As someone whose ultimate goal to be an author of children's/young adult fiction, traditional publishing is my only way to go. But I've already realized I need to wait until I'm financially sound and will have other jobs first while I continue to work on my books, which at least has the advantage of having a few manuscripts that have been written and edited extensively by the time I'm ready to query.
My only issue with traditional publishers is the marketing…my first book maybe fits best in middle grade, but it is very much about the transition out of that phase. My concern with marketing it that way is that it might not be taken as seriously or won't reach the attention of, say, the many adults that read YA but hardly touch middle grade unless it's one of the rare exceptions like Philip Pullman, JK Rowling, or Rick Riordan.
Actually I have just always despised the way traditional publishing treats YA, especially those published by female authors, because if it's got a romance subplot in it (which, granted, mine doesn't), it's going to overpower the marketing.
I just dislike putting things into categories.
June 3, 2014 @ 10:56 pm
Yeah, I know what you mean. I have written a (thus-far unpublished) YA book, and the comment I got from one editor was that it was very good and I should keep trying to sell it, but that it was going to be a struggle to find a publisher at the moment because it wasn't the sort of thing that could be summed up in a sentence. The traditional publishing industry is in a conservative phase and really wants books with soundbite descriptions – "it's like Harry Potter but set in space", for instance. Which fits with your comments about romance and categories.
June 4, 2014 @ 12:01 am
I understand how children books (especially picture books) might strongly prefer a traditional publishing model – but why do you think YA's need 'trad' publishing? Because parents buy books so they need paperback distribution? I'm genuinely curious, because from an outside perspective, I think you'd struggle to find a 'YA' that doesn't have a smartphone, and therefore a free Kindle reader, so I don't immediately see where the barrier to self publishing would be.
June 4, 2014 @ 12:10 am
So Amazon are deliberately making it difficult to buy books by a publisher in order to punish them and treat their workers horribly and Hachette … publish books by dead people.
I'm … not really sure those things are morally equivalent?
And I don't know much about the publishing industry, but Charles Stross says part of the reason he didn't go the self-publishing route is because he's not a businessman and doesn't want to be; he wants the publisher to do that for him, which it does.

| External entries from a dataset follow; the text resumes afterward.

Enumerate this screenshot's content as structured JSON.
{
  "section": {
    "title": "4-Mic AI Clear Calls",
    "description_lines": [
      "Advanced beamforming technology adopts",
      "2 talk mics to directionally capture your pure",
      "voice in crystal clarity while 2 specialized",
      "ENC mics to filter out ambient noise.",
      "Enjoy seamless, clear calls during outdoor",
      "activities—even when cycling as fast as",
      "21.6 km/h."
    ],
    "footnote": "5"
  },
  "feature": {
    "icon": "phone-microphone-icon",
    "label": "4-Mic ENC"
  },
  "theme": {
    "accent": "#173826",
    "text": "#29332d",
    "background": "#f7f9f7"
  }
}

June 4, 2014 @ 12:36 am
Phil attempts to bury the Hachette.
Pen Name Pending
June 4, 2014 @ 7:18 am
Ah, well I was thinking more middle grade since that's what I'm focusing on, and you're right that YA is at the beginning of the self pub spectrum. That said, I don't think I've seen the target audience too aware of what self pub is. (In all honesty, I would like it to become my full profession, so I will seek trad.)
I might have a chance for a single-sentence description, even if it would be a little deceptive. (That said, my main theme is growing up, which is commonly what's told in middle grade, even if I didn't realize what growing up meant until I was in high school.) I'd read whateve novel you have, elvwood, whenever it comes out.
There was an article a while back that expressed concern over the marketing of the movie adaptations of City of Bones and Divergent (which was then-unreleased and actually did well) because their promotion did not contain one-liners like "a boy who finds out he is a wizard," "a girl who falls in love with a vampire," '"a game in which kids must kill each other"…etc. However, both book series have sold very well, whatever you think of them, so I wonder what they were pitched as.
Pen Name Pending
June 4, 2014 @ 7:47 am
(In addendum to the first paragraph): Unless it's Wattpad, of course, but I'm not sure how much royalty that generates, if any in some cases.